Gracie is up and going now and enjoying some of the blessings of her opewation. Before she left the hospital she tried the remote many times, watched a movie of her own choice ten times, and ordered chocolate milk and ice cream for lunch. She’s worn all the pretty new nightgowns, and every gift bag that sat untouched for a time has been opened and enjoyed to the fullest. All the pre-op promises are coming true.
When I become peaceful and observant I begin to notice that the pre-earth promises about the wonders of this life do come true in spite of the pain and sometimes because of it. When I settle into the arms of the Lord and become calm I see that every get-well card in my mortal “hospital room” is signed with His name. Not only will the Lord sit with me, He is also the One who provides the promised sweet and lovely things that help me get through. His promises are sure.
I may not be able to drink all the chocolate milk my little heart desires, but the gift bags in my room are real and full. They are full of snowcapped mountains, brand new babies, beautiful music, kisses and hugs, a wonderful family and priceless friends, learning and progress toward Home—an endless supply of all things that make my earth life hospital stay as enjoyable as possible.
Thank you for the important lessons, Gracie. The truth is we did sign up, and we are as prepared as we can be. The good news is that we have a Savior who is absolutely prepared to see us through.
Posted March 10, 2013
Copyright 2011 by Nannette W. All right reserved.
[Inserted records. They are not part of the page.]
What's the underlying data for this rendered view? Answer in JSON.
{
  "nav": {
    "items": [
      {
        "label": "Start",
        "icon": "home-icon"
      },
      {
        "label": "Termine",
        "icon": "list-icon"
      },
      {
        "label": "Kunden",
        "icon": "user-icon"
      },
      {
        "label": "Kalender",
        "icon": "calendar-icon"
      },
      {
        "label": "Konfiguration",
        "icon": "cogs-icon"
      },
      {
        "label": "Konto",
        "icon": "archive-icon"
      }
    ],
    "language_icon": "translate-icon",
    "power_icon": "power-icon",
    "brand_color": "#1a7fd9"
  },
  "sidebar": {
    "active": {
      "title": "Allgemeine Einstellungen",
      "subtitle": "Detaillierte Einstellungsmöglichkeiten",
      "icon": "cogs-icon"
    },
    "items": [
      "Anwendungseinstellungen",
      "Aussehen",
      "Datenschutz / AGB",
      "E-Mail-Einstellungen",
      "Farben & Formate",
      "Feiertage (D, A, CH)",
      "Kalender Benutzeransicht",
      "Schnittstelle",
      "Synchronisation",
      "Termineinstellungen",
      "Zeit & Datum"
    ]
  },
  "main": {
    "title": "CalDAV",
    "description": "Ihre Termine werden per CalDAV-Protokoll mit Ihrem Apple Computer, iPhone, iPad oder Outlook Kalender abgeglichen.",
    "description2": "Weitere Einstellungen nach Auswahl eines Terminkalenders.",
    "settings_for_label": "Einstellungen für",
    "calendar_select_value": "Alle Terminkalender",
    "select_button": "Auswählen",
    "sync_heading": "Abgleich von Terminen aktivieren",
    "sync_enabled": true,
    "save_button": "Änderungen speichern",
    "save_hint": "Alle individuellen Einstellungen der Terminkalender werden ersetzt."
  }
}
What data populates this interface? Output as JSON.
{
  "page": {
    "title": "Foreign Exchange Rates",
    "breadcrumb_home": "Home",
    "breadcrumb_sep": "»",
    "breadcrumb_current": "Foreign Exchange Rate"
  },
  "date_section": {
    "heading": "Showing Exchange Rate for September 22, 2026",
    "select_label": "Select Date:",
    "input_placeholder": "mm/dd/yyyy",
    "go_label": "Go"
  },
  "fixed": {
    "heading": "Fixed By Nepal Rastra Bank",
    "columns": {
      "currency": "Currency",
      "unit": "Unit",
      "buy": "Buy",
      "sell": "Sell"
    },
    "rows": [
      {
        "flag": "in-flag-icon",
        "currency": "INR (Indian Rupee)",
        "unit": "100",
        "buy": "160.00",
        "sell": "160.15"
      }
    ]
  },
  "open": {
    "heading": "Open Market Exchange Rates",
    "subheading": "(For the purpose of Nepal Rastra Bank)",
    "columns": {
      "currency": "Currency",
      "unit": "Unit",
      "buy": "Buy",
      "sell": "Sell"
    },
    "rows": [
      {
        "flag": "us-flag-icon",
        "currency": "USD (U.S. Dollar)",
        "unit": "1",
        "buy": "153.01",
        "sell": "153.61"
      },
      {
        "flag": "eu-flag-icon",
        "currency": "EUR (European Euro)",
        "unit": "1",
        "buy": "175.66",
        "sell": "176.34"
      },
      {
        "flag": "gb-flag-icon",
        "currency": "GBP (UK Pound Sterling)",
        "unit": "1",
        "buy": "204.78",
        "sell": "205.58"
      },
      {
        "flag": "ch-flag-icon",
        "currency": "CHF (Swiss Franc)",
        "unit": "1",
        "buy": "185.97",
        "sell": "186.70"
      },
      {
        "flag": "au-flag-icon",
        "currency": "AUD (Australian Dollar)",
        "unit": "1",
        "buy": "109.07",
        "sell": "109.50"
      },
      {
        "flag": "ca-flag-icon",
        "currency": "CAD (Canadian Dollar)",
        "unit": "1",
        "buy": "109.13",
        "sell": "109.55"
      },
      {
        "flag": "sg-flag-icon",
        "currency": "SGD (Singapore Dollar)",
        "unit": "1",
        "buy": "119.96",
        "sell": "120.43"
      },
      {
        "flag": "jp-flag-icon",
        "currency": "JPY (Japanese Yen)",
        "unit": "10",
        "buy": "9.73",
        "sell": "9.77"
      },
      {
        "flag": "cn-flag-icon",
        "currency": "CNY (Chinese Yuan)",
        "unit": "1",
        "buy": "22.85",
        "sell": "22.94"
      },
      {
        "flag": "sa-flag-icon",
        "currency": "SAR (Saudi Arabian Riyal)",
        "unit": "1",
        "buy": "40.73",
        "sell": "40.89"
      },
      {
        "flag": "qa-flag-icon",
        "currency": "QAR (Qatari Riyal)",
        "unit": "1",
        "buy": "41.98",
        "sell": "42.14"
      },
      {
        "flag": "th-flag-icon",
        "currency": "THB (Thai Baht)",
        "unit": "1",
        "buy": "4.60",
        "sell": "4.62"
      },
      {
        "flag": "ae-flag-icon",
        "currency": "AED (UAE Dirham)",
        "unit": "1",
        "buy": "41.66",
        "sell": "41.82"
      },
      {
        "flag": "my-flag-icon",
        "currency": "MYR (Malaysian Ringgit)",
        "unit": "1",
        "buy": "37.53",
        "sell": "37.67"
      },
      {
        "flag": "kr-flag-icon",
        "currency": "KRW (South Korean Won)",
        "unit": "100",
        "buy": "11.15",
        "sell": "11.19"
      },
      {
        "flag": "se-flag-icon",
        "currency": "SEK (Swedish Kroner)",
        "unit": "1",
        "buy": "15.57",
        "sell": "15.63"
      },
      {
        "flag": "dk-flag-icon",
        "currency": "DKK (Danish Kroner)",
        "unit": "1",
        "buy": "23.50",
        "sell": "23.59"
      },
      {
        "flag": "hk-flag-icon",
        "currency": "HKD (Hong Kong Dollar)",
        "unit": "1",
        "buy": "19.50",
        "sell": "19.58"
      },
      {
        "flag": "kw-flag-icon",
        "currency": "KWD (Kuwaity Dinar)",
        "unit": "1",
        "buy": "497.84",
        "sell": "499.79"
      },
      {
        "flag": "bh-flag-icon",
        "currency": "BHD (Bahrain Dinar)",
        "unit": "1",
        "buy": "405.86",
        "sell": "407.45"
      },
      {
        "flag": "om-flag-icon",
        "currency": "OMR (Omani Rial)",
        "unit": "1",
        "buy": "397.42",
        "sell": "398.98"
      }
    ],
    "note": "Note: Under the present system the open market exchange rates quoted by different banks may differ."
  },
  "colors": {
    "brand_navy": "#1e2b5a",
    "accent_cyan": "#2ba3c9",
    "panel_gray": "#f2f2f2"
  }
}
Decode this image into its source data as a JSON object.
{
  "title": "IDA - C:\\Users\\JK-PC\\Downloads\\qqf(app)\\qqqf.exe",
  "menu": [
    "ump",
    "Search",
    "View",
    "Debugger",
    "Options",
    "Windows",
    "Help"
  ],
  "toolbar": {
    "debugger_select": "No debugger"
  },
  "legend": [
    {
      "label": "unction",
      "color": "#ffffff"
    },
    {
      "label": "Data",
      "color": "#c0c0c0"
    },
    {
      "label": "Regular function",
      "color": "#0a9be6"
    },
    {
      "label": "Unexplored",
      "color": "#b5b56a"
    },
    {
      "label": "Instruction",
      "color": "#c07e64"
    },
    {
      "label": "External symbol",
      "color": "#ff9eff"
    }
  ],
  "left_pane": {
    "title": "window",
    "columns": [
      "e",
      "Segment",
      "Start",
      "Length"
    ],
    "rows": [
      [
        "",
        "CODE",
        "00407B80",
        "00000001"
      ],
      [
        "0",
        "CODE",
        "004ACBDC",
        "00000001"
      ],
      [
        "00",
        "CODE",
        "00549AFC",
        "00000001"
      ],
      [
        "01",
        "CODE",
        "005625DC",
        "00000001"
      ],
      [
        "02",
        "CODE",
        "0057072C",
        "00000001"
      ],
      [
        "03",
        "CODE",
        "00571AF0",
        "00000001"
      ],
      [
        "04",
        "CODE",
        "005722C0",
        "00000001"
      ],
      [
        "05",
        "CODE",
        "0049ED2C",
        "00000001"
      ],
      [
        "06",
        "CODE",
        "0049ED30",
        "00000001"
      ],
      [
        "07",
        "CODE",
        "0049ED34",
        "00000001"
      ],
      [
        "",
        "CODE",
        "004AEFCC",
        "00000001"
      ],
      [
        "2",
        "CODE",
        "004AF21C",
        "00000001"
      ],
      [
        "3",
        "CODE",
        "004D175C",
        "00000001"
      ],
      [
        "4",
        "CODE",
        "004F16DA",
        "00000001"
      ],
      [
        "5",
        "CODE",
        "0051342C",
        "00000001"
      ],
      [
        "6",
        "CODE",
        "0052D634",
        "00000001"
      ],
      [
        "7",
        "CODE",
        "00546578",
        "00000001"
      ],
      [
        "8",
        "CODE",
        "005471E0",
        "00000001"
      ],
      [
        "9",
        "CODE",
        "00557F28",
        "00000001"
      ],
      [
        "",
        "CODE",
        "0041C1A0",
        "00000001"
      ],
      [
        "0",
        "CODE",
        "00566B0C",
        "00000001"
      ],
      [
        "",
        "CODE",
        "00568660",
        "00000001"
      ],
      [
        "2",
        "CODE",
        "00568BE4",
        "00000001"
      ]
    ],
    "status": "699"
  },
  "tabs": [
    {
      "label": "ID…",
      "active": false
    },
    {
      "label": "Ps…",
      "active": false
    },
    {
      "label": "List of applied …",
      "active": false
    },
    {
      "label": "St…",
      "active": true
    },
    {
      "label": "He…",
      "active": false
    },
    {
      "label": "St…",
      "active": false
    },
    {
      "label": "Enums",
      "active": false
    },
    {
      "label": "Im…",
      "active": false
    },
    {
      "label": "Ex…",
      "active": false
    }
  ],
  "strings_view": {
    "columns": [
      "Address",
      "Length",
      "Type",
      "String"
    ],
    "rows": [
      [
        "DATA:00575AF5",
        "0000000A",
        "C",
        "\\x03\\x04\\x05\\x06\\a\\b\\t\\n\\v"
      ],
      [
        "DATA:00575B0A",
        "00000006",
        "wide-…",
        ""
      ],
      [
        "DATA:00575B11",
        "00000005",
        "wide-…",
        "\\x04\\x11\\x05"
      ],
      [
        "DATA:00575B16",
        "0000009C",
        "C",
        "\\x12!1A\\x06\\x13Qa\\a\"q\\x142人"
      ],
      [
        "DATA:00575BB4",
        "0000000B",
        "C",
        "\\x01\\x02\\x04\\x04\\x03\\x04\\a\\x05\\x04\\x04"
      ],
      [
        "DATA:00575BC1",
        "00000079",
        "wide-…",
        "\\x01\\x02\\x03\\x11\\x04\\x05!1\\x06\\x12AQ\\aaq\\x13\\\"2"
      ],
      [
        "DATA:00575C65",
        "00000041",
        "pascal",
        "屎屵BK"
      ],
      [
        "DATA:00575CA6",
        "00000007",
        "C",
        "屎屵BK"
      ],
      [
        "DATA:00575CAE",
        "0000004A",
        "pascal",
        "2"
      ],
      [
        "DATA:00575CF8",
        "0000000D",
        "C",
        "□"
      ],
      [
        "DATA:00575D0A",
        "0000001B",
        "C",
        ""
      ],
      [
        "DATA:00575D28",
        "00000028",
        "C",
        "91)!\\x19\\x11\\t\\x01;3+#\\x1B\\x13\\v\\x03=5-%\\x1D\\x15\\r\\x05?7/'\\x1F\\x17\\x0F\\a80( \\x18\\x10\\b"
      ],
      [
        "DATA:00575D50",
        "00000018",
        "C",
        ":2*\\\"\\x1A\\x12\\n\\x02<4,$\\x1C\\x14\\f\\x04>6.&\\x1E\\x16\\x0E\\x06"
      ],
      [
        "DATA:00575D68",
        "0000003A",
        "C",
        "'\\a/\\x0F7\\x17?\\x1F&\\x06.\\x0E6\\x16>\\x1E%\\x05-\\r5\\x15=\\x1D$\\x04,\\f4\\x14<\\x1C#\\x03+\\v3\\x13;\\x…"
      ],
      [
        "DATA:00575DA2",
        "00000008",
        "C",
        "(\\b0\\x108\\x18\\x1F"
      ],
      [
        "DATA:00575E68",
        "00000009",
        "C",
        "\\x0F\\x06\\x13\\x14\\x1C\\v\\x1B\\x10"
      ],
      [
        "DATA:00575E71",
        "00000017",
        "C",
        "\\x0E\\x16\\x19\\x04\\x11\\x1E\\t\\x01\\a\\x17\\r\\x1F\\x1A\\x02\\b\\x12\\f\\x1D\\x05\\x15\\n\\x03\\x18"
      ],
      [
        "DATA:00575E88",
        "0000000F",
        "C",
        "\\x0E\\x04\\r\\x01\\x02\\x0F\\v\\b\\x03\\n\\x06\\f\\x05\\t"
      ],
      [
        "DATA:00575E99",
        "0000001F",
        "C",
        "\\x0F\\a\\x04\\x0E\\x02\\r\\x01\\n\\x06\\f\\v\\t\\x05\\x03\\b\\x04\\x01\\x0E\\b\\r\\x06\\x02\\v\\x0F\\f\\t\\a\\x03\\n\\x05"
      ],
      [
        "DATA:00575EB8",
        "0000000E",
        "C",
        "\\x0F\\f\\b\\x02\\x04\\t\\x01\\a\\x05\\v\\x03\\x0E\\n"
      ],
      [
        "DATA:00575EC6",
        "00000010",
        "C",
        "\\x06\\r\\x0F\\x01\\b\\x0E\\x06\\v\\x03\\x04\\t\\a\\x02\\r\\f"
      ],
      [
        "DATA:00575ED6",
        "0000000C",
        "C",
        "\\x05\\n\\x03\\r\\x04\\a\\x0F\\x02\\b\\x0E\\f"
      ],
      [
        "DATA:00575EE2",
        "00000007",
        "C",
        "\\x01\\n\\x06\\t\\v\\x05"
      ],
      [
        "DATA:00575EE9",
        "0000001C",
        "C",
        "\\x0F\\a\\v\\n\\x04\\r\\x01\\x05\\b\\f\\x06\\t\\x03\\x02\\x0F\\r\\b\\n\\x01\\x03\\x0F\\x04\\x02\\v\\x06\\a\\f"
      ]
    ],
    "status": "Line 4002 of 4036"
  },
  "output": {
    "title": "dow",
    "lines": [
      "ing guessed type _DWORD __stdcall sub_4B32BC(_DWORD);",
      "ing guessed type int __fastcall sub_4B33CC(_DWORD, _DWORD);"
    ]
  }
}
Making or sending copies is permitted if the page is not changed in any way and the material is not used for profit. This notice must be included on each copy made or sent.